(Stored records)
---+---
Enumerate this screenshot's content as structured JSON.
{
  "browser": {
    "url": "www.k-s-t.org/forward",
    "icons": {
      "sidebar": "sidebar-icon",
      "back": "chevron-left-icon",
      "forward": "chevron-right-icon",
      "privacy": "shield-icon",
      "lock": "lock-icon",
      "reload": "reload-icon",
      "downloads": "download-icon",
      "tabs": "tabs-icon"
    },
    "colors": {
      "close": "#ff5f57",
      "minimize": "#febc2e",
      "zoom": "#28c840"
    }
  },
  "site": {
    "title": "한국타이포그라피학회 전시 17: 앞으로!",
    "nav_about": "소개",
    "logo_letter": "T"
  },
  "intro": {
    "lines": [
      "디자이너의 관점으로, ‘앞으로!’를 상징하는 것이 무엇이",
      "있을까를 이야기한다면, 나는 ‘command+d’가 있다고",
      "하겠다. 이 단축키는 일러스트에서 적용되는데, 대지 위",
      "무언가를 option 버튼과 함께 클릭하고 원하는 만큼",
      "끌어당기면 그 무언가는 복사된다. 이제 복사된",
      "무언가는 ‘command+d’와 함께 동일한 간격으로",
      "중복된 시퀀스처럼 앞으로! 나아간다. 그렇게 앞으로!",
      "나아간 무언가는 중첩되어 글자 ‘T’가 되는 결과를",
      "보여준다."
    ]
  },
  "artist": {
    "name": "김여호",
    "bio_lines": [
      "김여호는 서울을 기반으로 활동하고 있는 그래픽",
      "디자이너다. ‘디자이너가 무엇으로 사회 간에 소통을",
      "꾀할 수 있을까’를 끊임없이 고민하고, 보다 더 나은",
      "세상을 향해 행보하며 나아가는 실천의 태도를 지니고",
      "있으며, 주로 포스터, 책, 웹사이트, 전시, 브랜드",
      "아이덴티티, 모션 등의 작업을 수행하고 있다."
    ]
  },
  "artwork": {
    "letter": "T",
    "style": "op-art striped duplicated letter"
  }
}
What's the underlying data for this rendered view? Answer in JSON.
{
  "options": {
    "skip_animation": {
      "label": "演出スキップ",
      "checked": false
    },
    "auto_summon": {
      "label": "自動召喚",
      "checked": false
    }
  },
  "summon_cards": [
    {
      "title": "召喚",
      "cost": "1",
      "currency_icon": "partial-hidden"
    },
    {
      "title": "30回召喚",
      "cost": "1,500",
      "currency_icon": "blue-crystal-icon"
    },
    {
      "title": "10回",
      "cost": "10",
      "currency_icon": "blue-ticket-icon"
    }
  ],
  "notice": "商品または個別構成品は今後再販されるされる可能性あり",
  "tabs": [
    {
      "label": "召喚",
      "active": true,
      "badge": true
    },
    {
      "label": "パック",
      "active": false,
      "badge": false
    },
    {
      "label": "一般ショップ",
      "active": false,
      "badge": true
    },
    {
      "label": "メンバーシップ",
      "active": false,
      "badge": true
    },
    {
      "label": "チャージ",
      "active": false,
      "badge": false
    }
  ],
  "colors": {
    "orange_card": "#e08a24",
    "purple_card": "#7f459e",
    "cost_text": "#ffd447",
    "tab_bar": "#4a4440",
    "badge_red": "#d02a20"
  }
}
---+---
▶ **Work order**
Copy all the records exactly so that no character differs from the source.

▶ **Solution for this exercise**
Enumerate this screenshot's content as structured JSON.
{
  "browser": {
    "url": "www.k-s-t.org/forward",
    "icons": {
      "sidebar": "sidebar-icon",
      "back": "chevron-left-icon",
      "forward": "chevron-right-icon",
      "privacy": "shield-icon",
      "lock": "lock-icon",
      "reload": "reload-icon",
      "downloads": "download-icon",
      "tabs": "tabs-icon"
    },
    "colors": {
      "close": "#ff5f57",
      "minimize": "#febc2e",
      "zoom": "#28c840"
    }
  },
  "site": {
    "title": "한국타이포그라피학회 전시 17: 앞으로!",
    "nav_about": "소개",
    "logo_letter": "T"
  },
  "intro": {
    "lines": [
      "디자이너의 관점으로, ‘앞으로!’를 상징하는 것이 무엇이",
      "있을까를 이야기한다면, 나는 ‘command+d’가 있다고",
      "하겠다. 이 단축키는 일러스트에서 적용되는데, 대지 위",
      "무언가를 option 버튼과 함께 클릭하고 원하는 만큼",
      "끌어당기면 그 무언가는 복사된다. 이제 복사된",
      "무언가는 ‘command+d’와 함께 동일한 간격으로",
      "중복된 시퀀스처럼 앞으로! 나아간다. 그렇게 앞으로!",
      "나아간 무언가는 중첩되어 글자 ‘T’가 되는 결과를",
      "보여준다."
    ]
  },
  "artist": {
    "name": "김여호",
    "bio_lines": [
      "김여호는 서울을 기반으로 활동하고 있는 그래픽",
      "디자이너다. ‘디자이너가 무엇으로 사회 간에 소통을",
      "꾀할 수 있을까’를 끊임없이 고민하고, 보다 더 나은",
      "세상을 향해 행보하며 나아가는 실천의 태도를 지니고",
      "있으며, 주로 포스터, 책, 웹사이트, 전시, 브랜드",
      "아이덴티티, 모션 등의 작업을 수행하고 있다."
    ]
  },
  "artwork": {
    "letter": "T",
    "style": "op-art striped duplicated letter"
  }
}
What's the underlying data for this rendered view? Answer in JSON.
{
  "options": {
    "skip_animation": {
      "label": "演出スキップ",
      "checked": false
    },
    "auto_summon": {
      "label": "自動召喚",
      "checked": false
    }
  },
  "summon_cards": [
    {
      "title": "召喚",
      "cost": "1",
      "currency_icon": "partial-hidden"
    },
    {
      "title": "30回召喚",
      "cost": "1,500",
      "currency_icon": "blue-crystal-icon"
    },
    {
      "title": "10回",
      "cost": "10",
      "currency_icon": "blue-ticket-icon"
    }
  ],
  "notice": "商品または個別構成品は今後再販されるされる可能性あり",
  "tabs": [
    {
      "label": "召喚",
      "active": true,
      "badge": true
    },
    {
      "label": "パック",
      "active": false,
      "badge": false
    },
    {
      "label": "一般ショップ",
      "active": false,
      "badge": true
    },
    {
      "label": "メンバーシップ",
      "active": false,
      "badge": true
    },
    {
      "label": "チャージ",
      "active": false,
      "badge": false
    }
  ],
  "colors": {
    "orange_card": "#e08a24",
    "purple_card": "#7f459e",
    "cost_text": "#ffd447",
    "tab_bar": "#4a4440",
    "badge_red": "#d02a20"
  }
}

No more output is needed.